So where are we going wrong? Well for one thing I’m convinced we’re still not being bold enough about communicating the value we bring to our organisations, and for another that we’re still assuming that stakeholders have a better understanding of the myriad complexities of librarianship than they do. Yes we all have our champions and supporters, but they are far outnumbered by those who, if pushed for a description of what it is we do, would inexplicably trot out the old ‘stamp, shelve and shush’ cliches. We can no longer afford to be complacent or assume that our services will be eternally funded. Going back to an earlier post, like Bertrand Russell’s Christmas turkey, sooner or later we may stop being fed and suddenly find that we have no future.
So what can we do about it? Plenty. Its no accident that I spend so much of my time marketing my own library service through newsletters, plasma screen adverts, boomarks, online and printed guides, Youtube videos, consultation exercises, focus groups, teaching and training, our portal, emails, Twitter, surveys, Facebook, inductions, social bookmarking and internal committees. Rather it’s in recognition of the fact that I’m more convinced than ever that the services we offer need to be communicated and promoted in every way that we can, and that all the avenues that are open to us must be fully explored and utilised.

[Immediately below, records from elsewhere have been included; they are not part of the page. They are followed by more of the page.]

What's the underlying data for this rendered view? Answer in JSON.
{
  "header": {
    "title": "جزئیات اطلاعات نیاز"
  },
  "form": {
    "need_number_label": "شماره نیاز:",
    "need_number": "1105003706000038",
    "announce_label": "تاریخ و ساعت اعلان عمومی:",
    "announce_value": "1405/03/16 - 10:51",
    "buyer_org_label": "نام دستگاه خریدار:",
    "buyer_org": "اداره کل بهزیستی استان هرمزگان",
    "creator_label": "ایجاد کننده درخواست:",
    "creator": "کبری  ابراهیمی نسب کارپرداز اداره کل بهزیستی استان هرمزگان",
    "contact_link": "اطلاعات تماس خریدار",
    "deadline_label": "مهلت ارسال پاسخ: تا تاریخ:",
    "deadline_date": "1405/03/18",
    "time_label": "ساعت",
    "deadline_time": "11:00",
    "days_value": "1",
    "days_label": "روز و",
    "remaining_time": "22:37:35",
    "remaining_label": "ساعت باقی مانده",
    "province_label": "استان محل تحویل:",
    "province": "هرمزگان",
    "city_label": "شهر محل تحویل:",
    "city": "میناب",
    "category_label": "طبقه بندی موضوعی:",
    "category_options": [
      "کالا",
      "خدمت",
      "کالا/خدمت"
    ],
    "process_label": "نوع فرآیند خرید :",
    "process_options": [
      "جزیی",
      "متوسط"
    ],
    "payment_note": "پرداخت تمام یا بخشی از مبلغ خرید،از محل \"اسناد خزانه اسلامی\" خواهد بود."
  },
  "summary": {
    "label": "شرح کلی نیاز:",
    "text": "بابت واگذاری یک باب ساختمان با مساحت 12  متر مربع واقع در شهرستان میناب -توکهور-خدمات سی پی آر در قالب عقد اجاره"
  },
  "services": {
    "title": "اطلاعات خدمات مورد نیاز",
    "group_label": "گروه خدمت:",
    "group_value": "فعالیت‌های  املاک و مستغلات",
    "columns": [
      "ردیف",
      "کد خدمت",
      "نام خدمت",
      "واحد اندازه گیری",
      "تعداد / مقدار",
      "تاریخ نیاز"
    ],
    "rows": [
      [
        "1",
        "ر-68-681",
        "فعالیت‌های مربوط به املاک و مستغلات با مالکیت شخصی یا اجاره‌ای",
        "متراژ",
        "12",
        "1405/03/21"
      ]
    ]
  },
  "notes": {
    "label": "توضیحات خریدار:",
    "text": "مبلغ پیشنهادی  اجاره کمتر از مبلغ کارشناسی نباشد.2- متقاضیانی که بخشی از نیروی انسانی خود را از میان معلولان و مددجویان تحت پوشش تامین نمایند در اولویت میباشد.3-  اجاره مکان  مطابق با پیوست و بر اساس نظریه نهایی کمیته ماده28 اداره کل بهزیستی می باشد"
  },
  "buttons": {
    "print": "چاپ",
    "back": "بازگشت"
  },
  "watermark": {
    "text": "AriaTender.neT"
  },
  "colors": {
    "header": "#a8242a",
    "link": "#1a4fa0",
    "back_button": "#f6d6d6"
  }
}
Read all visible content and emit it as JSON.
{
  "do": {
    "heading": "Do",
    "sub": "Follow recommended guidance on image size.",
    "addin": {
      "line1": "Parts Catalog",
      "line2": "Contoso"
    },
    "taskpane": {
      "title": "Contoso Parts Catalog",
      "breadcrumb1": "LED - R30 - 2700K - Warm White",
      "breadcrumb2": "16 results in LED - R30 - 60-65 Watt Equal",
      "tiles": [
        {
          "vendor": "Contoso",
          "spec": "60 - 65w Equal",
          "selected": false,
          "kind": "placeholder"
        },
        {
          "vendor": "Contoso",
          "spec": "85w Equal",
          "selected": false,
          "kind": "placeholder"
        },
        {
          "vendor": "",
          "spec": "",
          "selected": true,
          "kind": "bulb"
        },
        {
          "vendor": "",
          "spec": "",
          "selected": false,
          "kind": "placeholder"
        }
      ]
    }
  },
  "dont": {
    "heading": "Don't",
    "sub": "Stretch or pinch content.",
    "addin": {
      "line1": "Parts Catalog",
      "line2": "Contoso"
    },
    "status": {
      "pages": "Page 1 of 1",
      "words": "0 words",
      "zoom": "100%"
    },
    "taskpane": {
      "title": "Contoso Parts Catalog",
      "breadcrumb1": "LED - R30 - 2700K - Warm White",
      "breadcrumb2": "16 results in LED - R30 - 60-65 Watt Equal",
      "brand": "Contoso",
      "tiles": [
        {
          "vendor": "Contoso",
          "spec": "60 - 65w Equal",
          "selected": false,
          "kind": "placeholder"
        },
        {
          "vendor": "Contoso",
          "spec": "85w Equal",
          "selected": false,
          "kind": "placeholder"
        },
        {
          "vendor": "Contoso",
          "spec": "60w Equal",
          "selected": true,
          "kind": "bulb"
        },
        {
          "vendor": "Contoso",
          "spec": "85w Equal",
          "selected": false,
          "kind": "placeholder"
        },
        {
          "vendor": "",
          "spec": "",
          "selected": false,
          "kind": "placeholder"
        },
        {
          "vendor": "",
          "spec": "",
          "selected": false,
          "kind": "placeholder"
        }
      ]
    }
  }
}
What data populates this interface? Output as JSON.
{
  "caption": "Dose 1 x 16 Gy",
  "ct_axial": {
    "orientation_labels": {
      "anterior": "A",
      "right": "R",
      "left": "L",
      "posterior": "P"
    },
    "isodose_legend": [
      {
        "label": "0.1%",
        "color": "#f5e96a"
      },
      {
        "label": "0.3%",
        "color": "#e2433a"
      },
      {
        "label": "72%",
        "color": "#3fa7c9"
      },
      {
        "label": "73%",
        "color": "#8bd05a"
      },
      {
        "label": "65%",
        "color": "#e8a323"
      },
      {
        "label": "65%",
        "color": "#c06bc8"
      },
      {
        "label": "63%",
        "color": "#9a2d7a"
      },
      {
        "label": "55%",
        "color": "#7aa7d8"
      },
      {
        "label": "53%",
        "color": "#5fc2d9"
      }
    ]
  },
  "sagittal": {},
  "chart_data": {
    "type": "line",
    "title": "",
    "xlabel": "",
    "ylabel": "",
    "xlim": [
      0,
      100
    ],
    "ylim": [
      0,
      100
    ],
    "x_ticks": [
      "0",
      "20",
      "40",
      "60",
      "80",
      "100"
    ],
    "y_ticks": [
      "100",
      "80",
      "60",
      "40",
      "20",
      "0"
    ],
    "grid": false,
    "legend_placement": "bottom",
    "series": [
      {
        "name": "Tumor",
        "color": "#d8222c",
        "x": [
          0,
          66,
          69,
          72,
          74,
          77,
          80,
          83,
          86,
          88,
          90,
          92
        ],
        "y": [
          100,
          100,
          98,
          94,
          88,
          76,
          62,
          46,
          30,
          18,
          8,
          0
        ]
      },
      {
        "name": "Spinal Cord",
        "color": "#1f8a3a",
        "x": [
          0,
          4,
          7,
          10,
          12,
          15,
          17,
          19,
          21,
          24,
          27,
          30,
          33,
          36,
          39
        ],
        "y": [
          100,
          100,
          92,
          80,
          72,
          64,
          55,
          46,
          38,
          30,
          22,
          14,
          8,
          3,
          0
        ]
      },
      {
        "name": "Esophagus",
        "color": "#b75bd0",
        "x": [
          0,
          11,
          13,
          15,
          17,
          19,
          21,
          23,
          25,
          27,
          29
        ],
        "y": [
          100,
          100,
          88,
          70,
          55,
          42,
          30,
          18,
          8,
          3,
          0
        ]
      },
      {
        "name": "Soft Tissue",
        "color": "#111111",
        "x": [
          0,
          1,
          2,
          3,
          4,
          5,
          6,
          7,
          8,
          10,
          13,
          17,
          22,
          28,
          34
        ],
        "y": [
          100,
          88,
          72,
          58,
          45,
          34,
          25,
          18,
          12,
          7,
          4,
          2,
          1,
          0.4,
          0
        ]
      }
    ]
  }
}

I see accountability and statistics as equally key, so that we can incontrovertibly prove that our services and resources are sufficiently used, that our staffing levels are appropriate, and that our contribution to teaching and research is both tangible and vital. Of course, statistics do not constitute a cast-iron guarantee, but they’re incredibly useful safeguards against uninformed assumption.
Can we market ourselves too much? Can we spend too much time seeking to prove our worth? I don’t think we can. In a world where the activity of an information search has been popularly distilled into sticking a word a Google and hitting return, we cannot assume that our incalulably more complex raft of services will be understood, never mind embraced. And I suggest that this should be our other primary objective going forward: to simplify our services and to explain ourselves in as straightforward a manner as possible. This should lead to better understanding of, and more importantly, sufficient buy-in to, our services and in turn to some much-needed professional security.